----- Data records -----

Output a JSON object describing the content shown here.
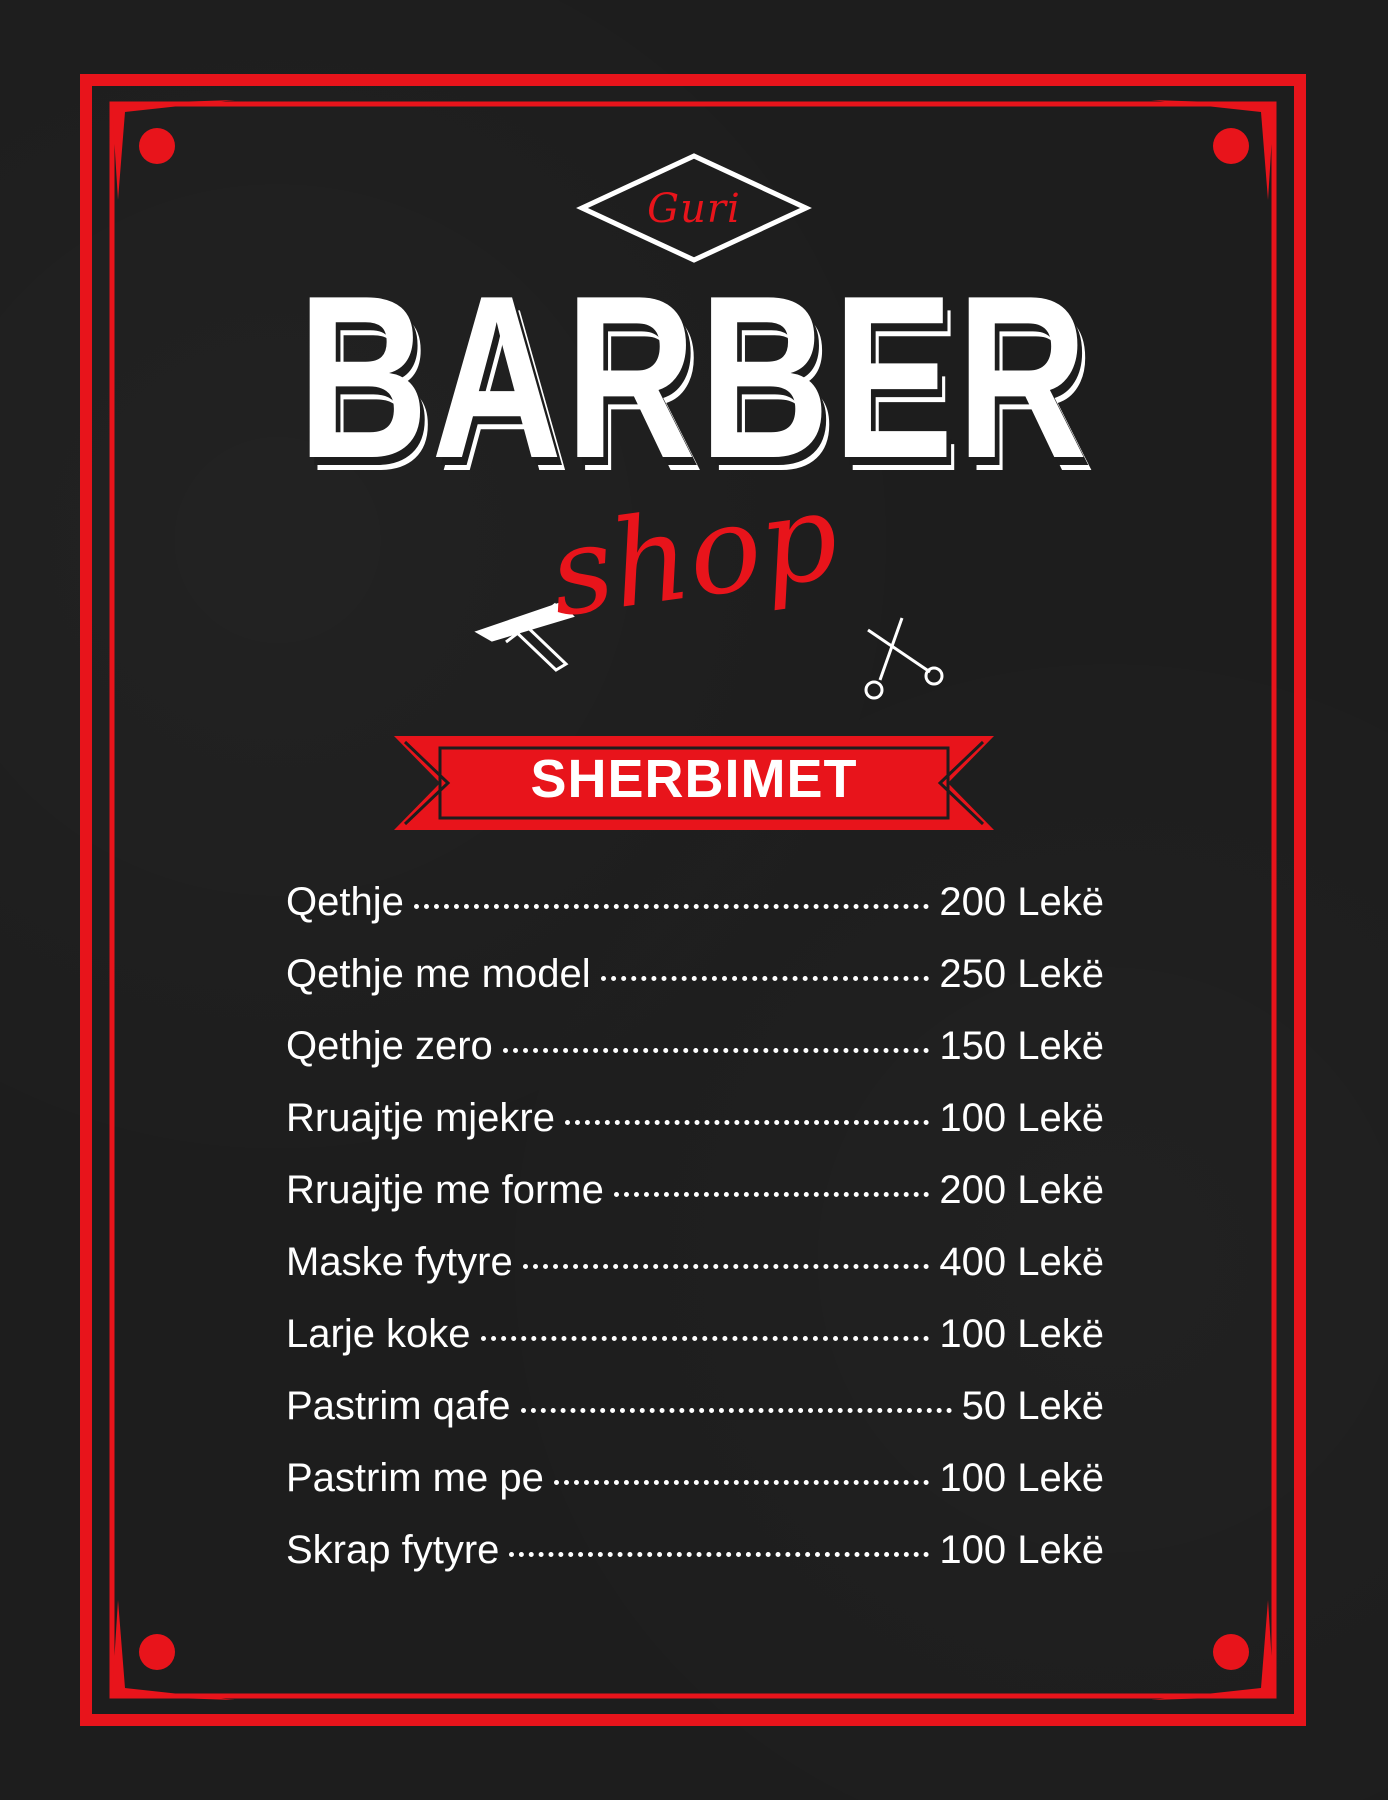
{
  "brand": {
    "name_small": "Guri",
    "title": "BARBER",
    "subtitle": "shop"
  },
  "section_label": "SHERBIMET",
  "services": [
    {
      "name": "Qethje",
      "price": "200 Lekë"
    },
    {
      "name": "Qethje me model",
      "price": "250 Lekë"
    },
    {
      "name": "Qethje zero",
      "price": "150 Lekë"
    },
    {
      "name": "Rruajtje mjekre",
      "price": "100 Lekë"
    },
    {
      "name": "Rruajtje me forme",
      "price": "200 Lekë"
    },
    {
      "name": "Maske fytyre",
      "price": "400 Lekë"
    },
    {
      "name": "Larje koke",
      "price": "100 Lekë"
    },
    {
      "name": "Pastrim qafe",
      "price": "50 Lekë"
    },
    {
      "name": "Pastrim me pe",
      "price": "100 Lekë"
    },
    {
      "name": "Skrap fytyre",
      "price": "100 Lekë"
    }
  ],
  "colors": {
    "accent": "#e8141b",
    "background": "#1d1d1d",
    "text": "#ffffff"
  },
  "icons": [
    "straight-razor-icon",
    "scissors-icon"
  ]
}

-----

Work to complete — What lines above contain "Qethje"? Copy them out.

Answer to this exercise —
      "name": "Qethje",
      "name": "Qethje me model",
      "name": "Qethje zero",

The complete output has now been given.